There are several exhilarating hikes from this village into the surrounding hills, or visitors can walk about two kilometres through olive groves to the beach. Amorgos' important geographical position in the Aegean and its fine harbours resulted in a long history involving wars, battles, sea raids, rivalries, and pirates, gangs of brigands, enslavement, disputes, disruptions and foreign domination.
Today, it's hard to believe, the island appearing as though nothing could disturb its quietude and calm, except, perhaps, for a little fiddle playing, dancing local children or when a feast of Dionysus rolls around! Today's island inhabitants are shy but charming and welcoming.

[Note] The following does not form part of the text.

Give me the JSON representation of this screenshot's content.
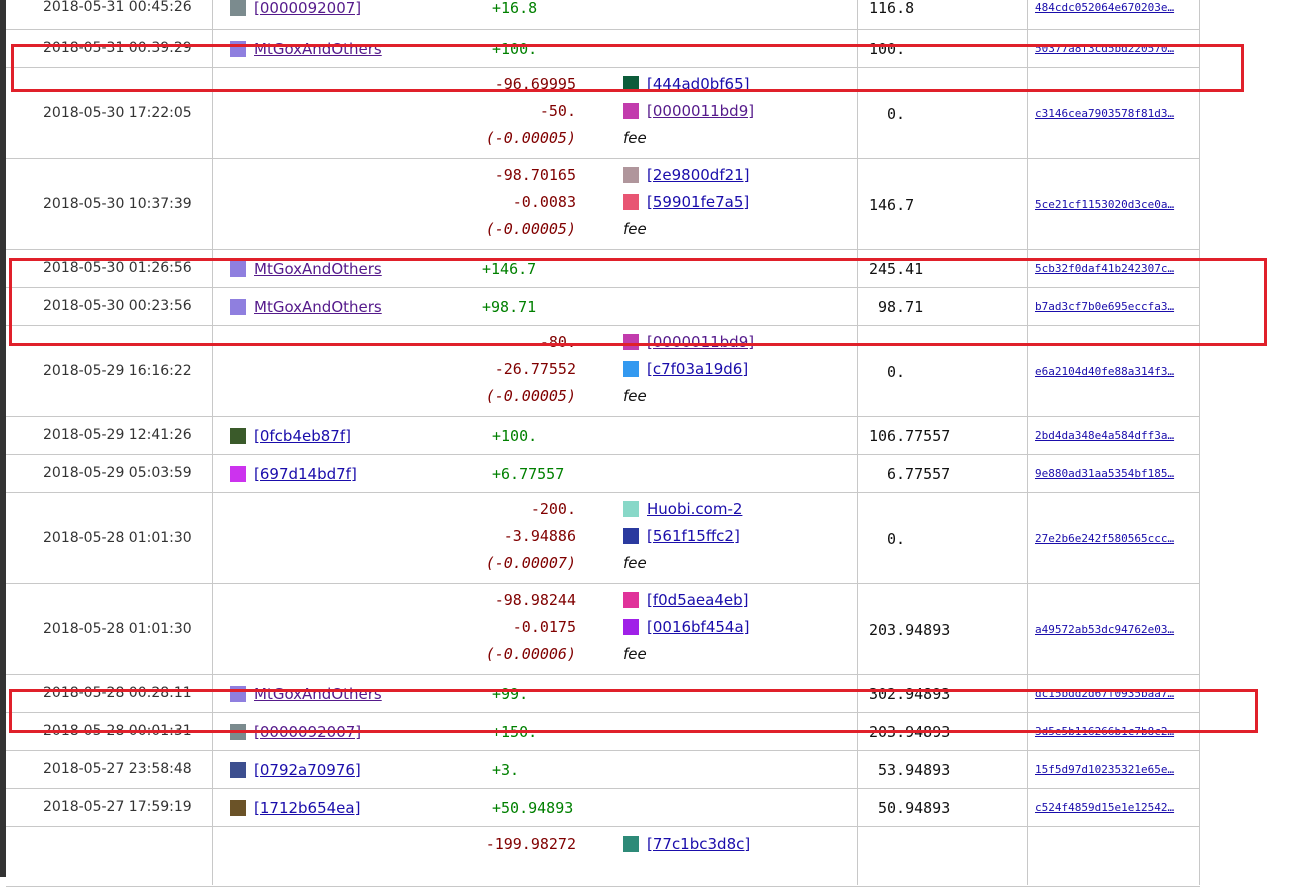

Greece has a highly-developed tourism infrastructure. One of your first impressions of Athens is that it is full of travel agencies and tour operators (especially around Syntagma Square in the centre of the city). You will be beguiled and overwhelmed by the choices: day trips in and around Athens, overnight or longer trips to a variety of other destinations, including the islands, together with passages on high-speed catamarans or liner-like ferries or even cruises on relatively small yachts. In fact,
Greek ferry details would fill a book. There are over 2,000 islands and dozens of shipping companies.
I am confident that as long as you are travelling out of high season and do not wish to transport a vehicle, getting a ferry passage to Amorgos once you are in Greece will not present any problems.
I travelled on the modern Blue Star Ferries, choosing to sail overnight on my journey out and during the day on the return trip, when I enjoyed the scenery as the ferry stopped at a variety of other islands. Passage takes about 8 hours and the fares are reasonably inexpensive: I paid 22 (approx. C$34) one way for the day-time trip, less for the overnight passage, though a variety of cabins are available on the latter for a surcharge.
The ferry, Dhmitroula, was large and modern with a restaurant, cafeteria, bar and shops. Announcements were made in Greek and English. There are two stops on Amorgos: Katapola and Aegiali. Inter-island boats connect Amorgos to the rest of the Cyclades There is no airport on Amorgos, but there are daily ferries to Naxos and seasonal connections to Myconos, both of which have airports.
Amorgos is 33 km. in length and never more than 6 km. wide. A fine and generally deserted road covers the island. There's a car rental agency, Aegialis Rent-a-Car, Aegiali, Amorgos, steps from the ferry dock in Aegiali, offering compact cars and scooters and I recommend you have wheels for at least a few days while you explore the island. However, there is a bus service between the villages and also a few taxis for those who do not wish to drive.
I flew overnight from Toronto to Heathrow and made an efficient connection on to Athens early in the morning, both flights with British Airways, who offer several flights a day to Athens. If you are travelling light, the ferry port of Piraeus can easily be reached by a half-hour subway ride from Athens. There will be stairs to negotiate in the city, but the train becomes a surface one and Piraeus station is adjacent to the harbour with no stairs. Or you can take a taxi.
Ann Wallace is editor of The Travel Society Magazine
Transportation, visas, health, maps and temperature
Airlines (Wikipedia): http://en.wikipedia.org/wiki/List_of_airlines
Embassies/Consulates (Embassy World): http://www.embassyworld.com/
Health precautions (WHO): http://www.who.int/ith/en/
Google interactive map: http://maps.google.com/
Temperature (Temperature World): http://www.temperatureworld.com/